Meanwhile, a wave of triumphant Eburones fell on the men of the ragged orbis. Soldiers of the 14th, so full of the hope of life a few moments before as they witnessed apparent surrender negotiations—even if their perceived future had been as prisoners, probably sold as slaves across the Rhine to the Germans—were suddenly required to fight to save their skins once more. But they were too slow to overcome the double shock of their general’s assassination and hopes dashed. The Belgic charge broke the Roman ring.
General Cotta went down fighting. He didn’t take a backward step as scores of Eburones swarmed all over him. Around him, thousands of men of the 14th Legion also died fighting. And when no more Roman soldiers offered resistance, the tribesmen hacked defenseless noncombatants to pieces even as they begged for their lives. Just a handful of surrendered legionaries were spared; Ambiorix had plans for them.
Still, some men of the 14th Legion, perhaps as many as several hundred, were able to withdraw in reasonable order back to the camp beside the Geer that they had deserted that morning, and to shut the still-intact gates behind them. Their retreat was made possible by the fact that the majority of tribesmen turned to stripping the dead and rounding up the wandering Roman baggage animals. Led by bareheaded Eagle-bearer Petrosidius, these escapees included men of the 14th Legion’s 1st Cohort who had retained their discipline in their determination to carry out their sworn duty to protect their legion’s sacred eagle.
Petrosidius himself was cornered outside the camp walls by tribesmen intent on wresting the glittering silver eagle standard of the 14th from his hands. Throwing the eagle over the earth wall to colleagues who had managed to reach the comparative safety of the camp, Petrosidius turned, drew his sword, and raised his small, round, standard-bearer’s shield. He took a few Gauls with him before he, too, was cut to pieces.
Those Eburones who persisted in harrying the last survivors of General Sabinus’s force as they took refuge in the Atuatuca camp were insufficient in number to overrun it. The few remaining soldiers of the 14th Legion held off their wearying assailants until nightfall, when the attackers finally withdrew. Caesar says the Gauls both revered and feared the night, considering it the domain of their god of the underworld, from whom they believed all Gauls were descended. By the Gallic calculation, the old day ended at sunset, and the new day began with the arrival of night, so that Gauls spoke of the passing of time not in terms of days, as the Romans did and as we do, but in nights.

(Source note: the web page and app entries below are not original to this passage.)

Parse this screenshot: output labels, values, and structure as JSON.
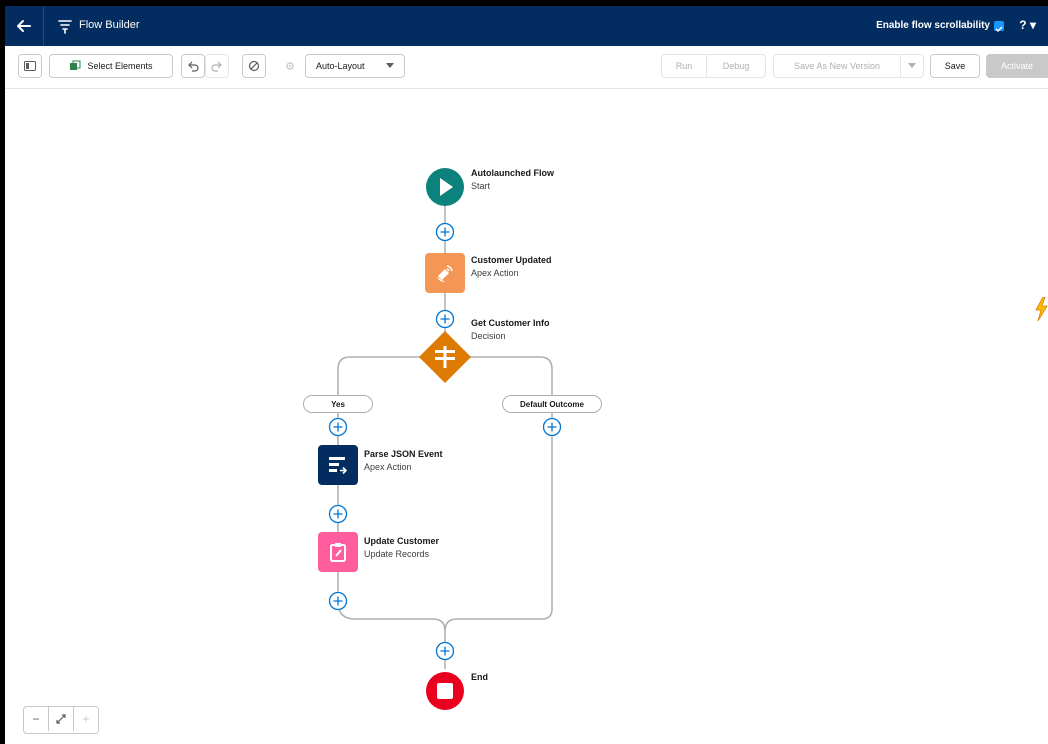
{
  "header": {
    "title": "Flow Builder",
    "scrollability_label": "Enable flow scrollability",
    "help_label": "?"
  },
  "toolbar": {
    "select_elements": "Select Elements",
    "layout_value": "Auto-Layout",
    "run": "Run",
    "debug": "Debug",
    "save_as_new_version": "Save As New Version",
    "save": "Save",
    "activate": "Activate"
  },
  "flow": {
    "start": {
      "title": "Autolaunched Flow",
      "subtitle": "Start"
    },
    "customer_updated": {
      "title": "Customer Updated",
      "subtitle": "Apex Action"
    },
    "decision": {
      "title": "Get Customer Info",
      "subtitle": "Decision"
    },
    "outcome_yes": "Yes",
    "outcome_default": "Default Outcome",
    "parse_json": {
      "title": "Parse JSON Event",
      "subtitle": "Apex Action"
    },
    "update_customer": {
      "title": "Update Customer",
      "subtitle": "Update Records"
    },
    "end": {
      "title": "End"
    }
  },
  "colors": {
    "header_bg": "#032d60",
    "start": "#0b827c",
    "apex_action": "#f49756",
    "decision": "#dd7a01",
    "parse_json": "#032d60",
    "update_records": "#ff5d9e",
    "end": "#ea001e"
  },
  "icons": [
    "back-arrow-icon",
    "flow-builder-icon",
    "toggle-panel-icon",
    "undo-icon",
    "redo-icon",
    "cancel-circle-icon",
    "settings-icon",
    "chevron-down-icon",
    "play-icon",
    "satellite-icon",
    "decision-icon",
    "apex-icon",
    "update-records-icon",
    "stop-icon",
    "lightning-icon",
    "zoom-out-icon",
    "fit-view-icon",
    "zoom-in-icon"
  ]
}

But the Gauls around Atuatuca didn’t retreat far. In the night, the Romans sheltering in the camp would have seen thousands of Belgic campfires burning all around them, would have heard the laughter and victory songs of the celebrating enemy. The leaderless legionaries, seeing that all hope was gone, that no relief column would be coming to save them—no one even knew they were in trouble at this point—and determined not to allow themselves to be captured by the treacherous enemy and be tortured or sold into slavery, entered into a pact.
Next day, the Eburones who renewed the assault on the camp beside the Geer found no answering fire coming from the ramparts. Of the Romans who had taken refuge there the previous day there was not a sign. Tribesmen were soon warily scaling the undefended walls. Once inside the silent camp they discovered the reason for the lack of resistance. The fortress was occupied by a garrison of corpses. Every last proud legionary of the 14th Legion had fallen on his sword and committed suicide in the night.